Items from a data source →
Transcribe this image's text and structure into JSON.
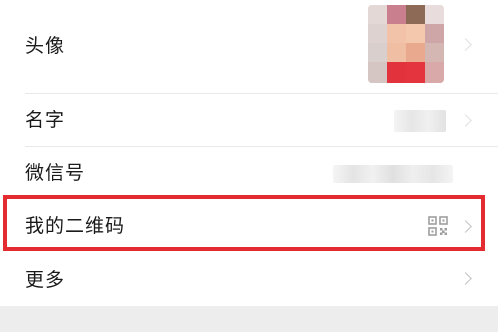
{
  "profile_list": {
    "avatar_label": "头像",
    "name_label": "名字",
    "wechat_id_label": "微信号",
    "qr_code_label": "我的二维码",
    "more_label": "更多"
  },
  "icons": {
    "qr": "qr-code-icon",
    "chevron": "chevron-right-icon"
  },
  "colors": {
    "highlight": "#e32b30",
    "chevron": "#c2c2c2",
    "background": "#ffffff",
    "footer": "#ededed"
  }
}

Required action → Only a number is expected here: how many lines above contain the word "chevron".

Answer area → 2